A restructuring agreement releases a company from a debt only where the restructuring agreement provides for the release and the creditor is bound by the agreement. Such a release will, however, not affect the liability of a guarantor of the debt or an indemnity provider for that debt.

What roles do creditors play during restructuring?

During restructuring, creditors pass a number of resolutions, including resolutions for the appointment of the restructuring officer and for the execution, variation or termination of a restructuring agreement. A creditor may also apply to the court for an application to appoint or remove a restructuring officer; to determine the validity of the restructuring agreement; or oppose an application to court made by the restructuring officer to sell existing shares in the company without the consent of the shareholders.

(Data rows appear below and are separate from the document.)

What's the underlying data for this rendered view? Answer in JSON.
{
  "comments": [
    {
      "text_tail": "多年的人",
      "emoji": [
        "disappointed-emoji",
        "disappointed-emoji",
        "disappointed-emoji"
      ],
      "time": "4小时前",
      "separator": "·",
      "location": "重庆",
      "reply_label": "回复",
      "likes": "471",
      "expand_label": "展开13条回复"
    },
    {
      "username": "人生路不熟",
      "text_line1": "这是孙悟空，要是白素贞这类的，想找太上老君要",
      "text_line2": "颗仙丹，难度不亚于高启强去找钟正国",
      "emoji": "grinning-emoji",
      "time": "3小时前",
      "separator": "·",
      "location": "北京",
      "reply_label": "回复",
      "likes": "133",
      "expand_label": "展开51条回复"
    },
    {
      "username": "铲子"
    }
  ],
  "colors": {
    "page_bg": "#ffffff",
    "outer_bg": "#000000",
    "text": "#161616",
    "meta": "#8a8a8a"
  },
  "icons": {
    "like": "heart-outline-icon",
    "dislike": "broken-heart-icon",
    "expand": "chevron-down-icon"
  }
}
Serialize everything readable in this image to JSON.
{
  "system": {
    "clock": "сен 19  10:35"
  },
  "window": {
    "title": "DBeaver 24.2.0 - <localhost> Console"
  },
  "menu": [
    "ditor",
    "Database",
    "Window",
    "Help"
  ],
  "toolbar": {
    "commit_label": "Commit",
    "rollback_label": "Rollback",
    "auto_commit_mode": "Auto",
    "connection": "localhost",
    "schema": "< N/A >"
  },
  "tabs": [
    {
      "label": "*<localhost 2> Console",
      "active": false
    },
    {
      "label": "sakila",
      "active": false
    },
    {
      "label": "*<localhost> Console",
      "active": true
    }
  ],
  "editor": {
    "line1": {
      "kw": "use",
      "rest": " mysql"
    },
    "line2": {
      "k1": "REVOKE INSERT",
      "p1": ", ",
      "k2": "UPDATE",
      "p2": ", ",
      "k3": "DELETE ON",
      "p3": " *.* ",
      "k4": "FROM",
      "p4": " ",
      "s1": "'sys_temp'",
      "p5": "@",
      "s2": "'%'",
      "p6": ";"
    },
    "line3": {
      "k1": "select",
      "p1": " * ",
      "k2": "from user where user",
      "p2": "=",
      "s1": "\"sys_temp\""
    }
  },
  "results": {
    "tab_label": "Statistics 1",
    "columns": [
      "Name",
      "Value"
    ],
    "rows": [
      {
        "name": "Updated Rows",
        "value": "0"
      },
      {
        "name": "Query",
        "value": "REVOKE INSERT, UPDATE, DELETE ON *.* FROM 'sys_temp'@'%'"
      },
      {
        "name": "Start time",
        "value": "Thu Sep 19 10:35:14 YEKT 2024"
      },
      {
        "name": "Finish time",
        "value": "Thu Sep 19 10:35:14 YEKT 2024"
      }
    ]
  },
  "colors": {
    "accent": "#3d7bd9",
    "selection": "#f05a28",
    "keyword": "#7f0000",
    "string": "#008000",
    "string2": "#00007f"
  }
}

Rights and obligations of creditors during insolvent liquidation

A look at official liquidation

 Insolvent liquidation proceedings in Ghana do not materially differ from similar proceedings in other common law jurisdictions. Insolvent liquidation may be commenced by: (1) a special resolution of the company; (2) a petition to the Registrar by a creditor or shareholder; (3) a petition to the court by the Registrar, the Attorney General, a creditor or shareholder; (4) upon a conversion from private liquidation; or (5) from administration or restructuring. Administration and restructuring do not always have to occur before official winding-up, however, when a creditor petitions the court or the Registrar for the commencement of official liquidation, the court (including upon an application by the Registrar) may order for the commencement of administration.

How does official liquidation affect my rights as a creditor?

On the commencement of winding-up, other than proceedings by a secured creditor for the realisation of security, all civil proceedings against the company are stayed, except with leave of the court and upon terms the court may impose. The court may stay proceedings against a company during the period between the presentation of a winding-up petition and when winding-up actually commences and a transfer of property or shares of the company during such a period is void unless the court orders otherwise. All property of the company will vest in the liquidator unless otherwise directed by the liquidator. Any transfer of shares during liquidation is also void unless made to the liquidator or with leave of the court.

In the settlement of debts, creditors and contributors are ranked according to the following priorities:           

  1. debts in respect of post-commencement financing (remuneration or reimbursement for expenses relating to employment, and financing obtained (whether secured or unsecured), during restructuring or administration;
  2. remuneration owed to employee(s) regarding employment during the whole or part of the four months preceding the date of commencement of winding-up and rates, taxes or similar payments owed to the government or local authority, which have become due and payable within the year preceding the commencement of the winding-up;
  3. secured debts;
  4. debts owed to directors or former directors of the company within the year preceding commencement of the winding-up that do not fall under (1) to (3) above;
  5. excess benefit restored to the liquidator or excess interest that is a portion of a debt exceeding five per cent above the Bank of Ghana policy rate;
  6. unsecured debts;
  7. debts due to preference shareholders; and
  8. debts due to ordinary shareholders.

What roles do creditors play during official liquidation?

Rights of creditors during liquidation include: (1) the appointment of a liquidator by resolution during a watershed meeting or upon termination of the restructuring agreement; (2) the ability to petition the Registrar for winding-up if the company is unable to pay its debts as they fall due, security for costs has been given by the creditor and a prima facie case for winding-up has been established; (3) participating in meeting(s) of creditors during the liquidation process; (4) submitting a proof of debt; and (5) the power to set up a committee of creditors to approve transactions that substantially affect their interests.